The “Baby Blues”
It is very common to experience uncomfortable and decidedly un-joyful emotions during the first two to three weeks after your baby is born. You may feel weepy, anxious, and overwhelmed. This is an understandable response to the enormous changes you are going through. Try to sleep when your baby sleeps. Ask for help. Give yourself permission to feel what you are feeling. Things will get better and you and your family will find your stride.
Postpartum Depression (PPD)
PPD is quite different in intensity and scope from the “baby blues.” If you are experiencing PPD you may be feeling depressed, despondent and pessimistic about the future. It often includes a loss of interest in the baby and other things that were previously enjoyed. You may have intrusive or persistent thoughts of escaping, of suicide, or of harming your baby.

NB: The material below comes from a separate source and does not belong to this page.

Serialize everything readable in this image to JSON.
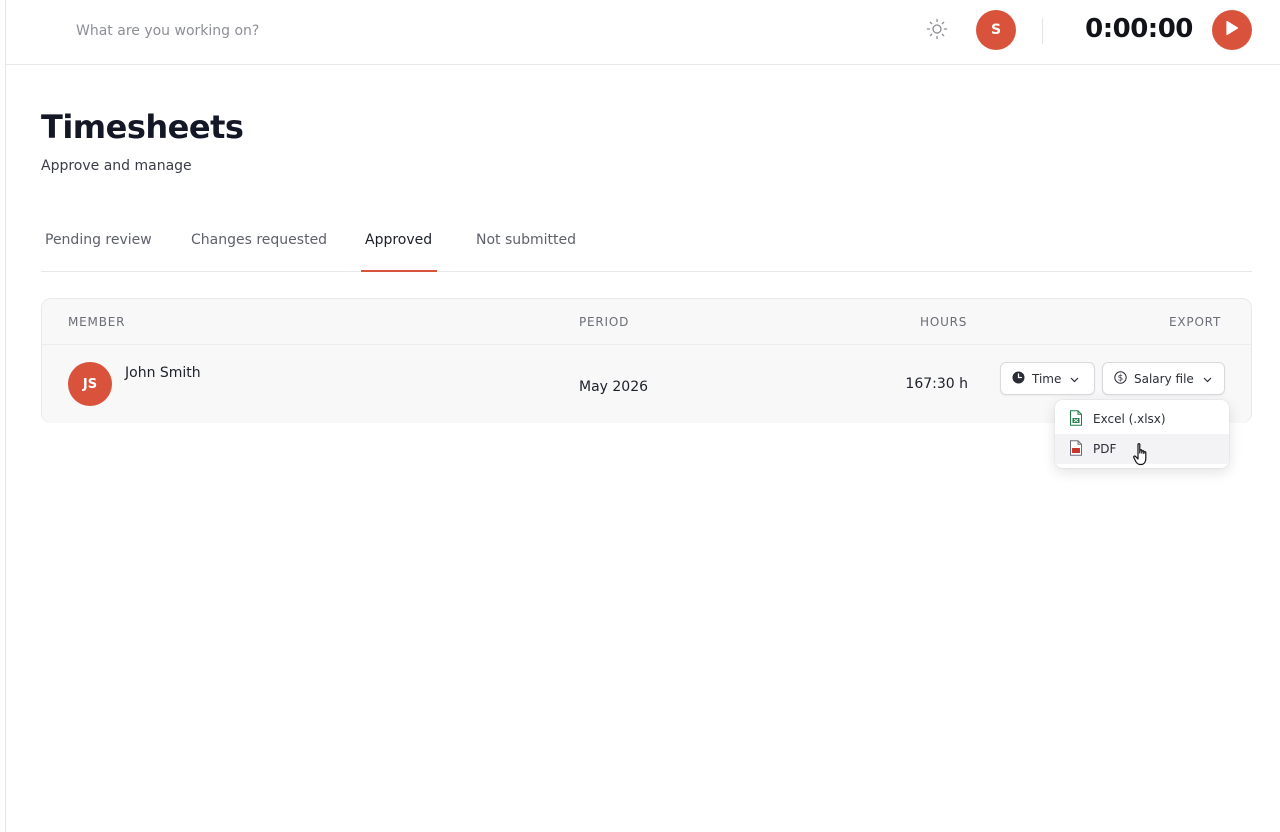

The symptoms last longer than two weeks and can begin anytime within the first year after the birth of your child. These longer-lasting changes to mood generally do not go away on their own.
All this can be overwhelming and scary. While one in four mothers have PPD, many women are crippled with guilt about these feelings and try hard to hide what they are experiencing from others.
Postpartum depression is treatable. It is understandable. It is temporary with professional help. Call us to talk about how we can help.
Postpartum anxiety is characterized by constant worry or feelings that something “bad” is about to happen, and the inability to control racing thoughts. You may be unable to rest or sleep, even when your baby is sleeping. There is often a loss of appetite, dizziness and nausea.
Postpartum psychosis is very rare, but when it does occur it is a life-threatening medical emergency.
You may feel confused, disoriented, and have moods that are dramatic and quickly changing. You may hear voices (that others cannot hear) telling you do something, or have non-logical and delusional ideas. You can become extremely agitated or be numb and dissociated.
Postpartum psychosis is an emergency. You are not yourself. Because there is a significant risk of harm to self or others, immediate medical treatment must be sought. Check in with your doctor or call 911. Call us for follow-up therapy support.